“I am deeply worried and shocked,” European Parliament President Martin Schulz said in an emailed statement. “If the allegations prove to be true, it would be an extremely serious matter which will have a severe impact on EU-U.S. relations.”
Arresting Snowden wouldn’t stop the release of information on classified programs to collect phone records and other communications, Julian Assange, founder of WikiLeaks, the anti- secrecy group that publishes government documents on its website, said Sunday.
“Great care has been taken to make sure that Mr. Snowden can’t be pressured by any state to stop the publication process,” Assange, who’s has been holed up at Ecuador’s embassy in London for more than a year after the country granted him asylum, said on ABC’s “This Week” program.
The Obama administration’s relations are already strained with Putin, who has clashed with the U.S. over issues including the conflict in Syria and American plans to develop a missile- defense shield in Europe.
“Any state, including Ecuador, can decide independently whether to grant Snowden political asylum,” Fedotov said. “It’s a very unpleasant situation; the sooner it ends the better.”

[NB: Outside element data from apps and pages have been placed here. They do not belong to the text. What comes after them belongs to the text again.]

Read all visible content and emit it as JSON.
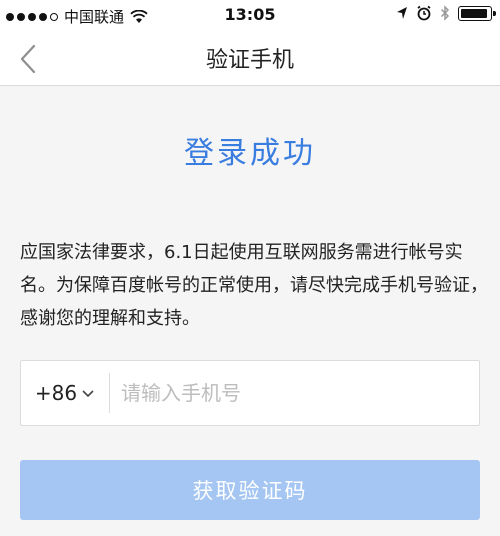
{
  "status_bar": {
    "carrier": "中国联通",
    "time": "13:05",
    "icons": [
      "signal-dots-icon",
      "wifi-icon",
      "location-arrow-icon",
      "alarm-icon",
      "bluetooth-icon",
      "battery-icon"
    ]
  },
  "nav": {
    "title": "验证手机",
    "back_icon": "chevron-left-icon"
  },
  "main": {
    "success_title": "登录成功",
    "notice": "应国家法律要求，6.1日起使用互联网服务需进行帐号实名。为保障百度帐号的正常使用，请尽快完成手机号验证，感谢您的理解和支持。",
    "country_code": "+86",
    "phone_placeholder": "请输入手机号",
    "phone_value": "",
    "get_code_label": "获取验证码"
  },
  "colors": {
    "accent": "#3a7de0",
    "button_disabled": "#a5c6f2",
    "background": "#f5f5f5"
  }
}
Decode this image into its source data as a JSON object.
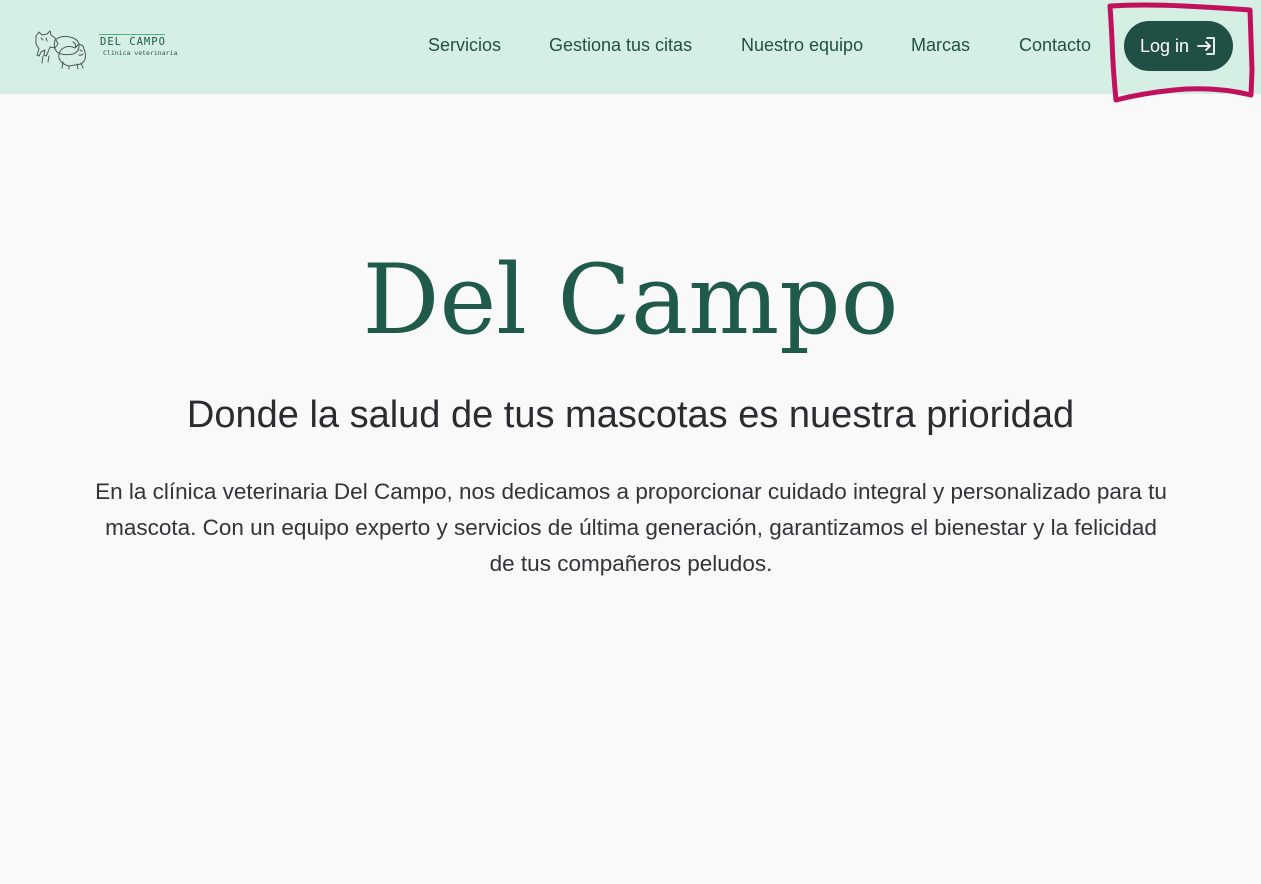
{
  "brand": {
    "name": "DEL CAMPO",
    "tagline": "Clínica veterinaria",
    "logo_icon": "pets-illustration-icon"
  },
  "nav": {
    "items": [
      {
        "label": "Servicios"
      },
      {
        "label": "Gestiona tus citas"
      },
      {
        "label": "Nuestro equipo"
      },
      {
        "label": "Marcas"
      },
      {
        "label": "Contacto"
      }
    ],
    "login": {
      "label": "Log in",
      "icon": "login-arrow-icon"
    }
  },
  "hero": {
    "title": "Del Campo",
    "subtitle": "Donde la salud de tus mascotas es nuestra prioridad",
    "body": "En la clínica veterinaria Del Campo, nos dedicamos a proporcionar cuidado integral y personalizado para tu mascota. Con un equipo experto y servicios de última generación, garantizamos el bienestar y la felicidad de tus compañeros peludos."
  },
  "colors": {
    "navbar_bg": "#d6efe4",
    "page_bg": "#f9f9f9",
    "accent": "#1f4f45",
    "title": "#1f5a4b",
    "annotation": "#c0115c"
  }
}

With assistance from Susan Decker, John Walcott and David Lerman in Washington, Nathan Gill in Quito and Torrey Clark in Moscow.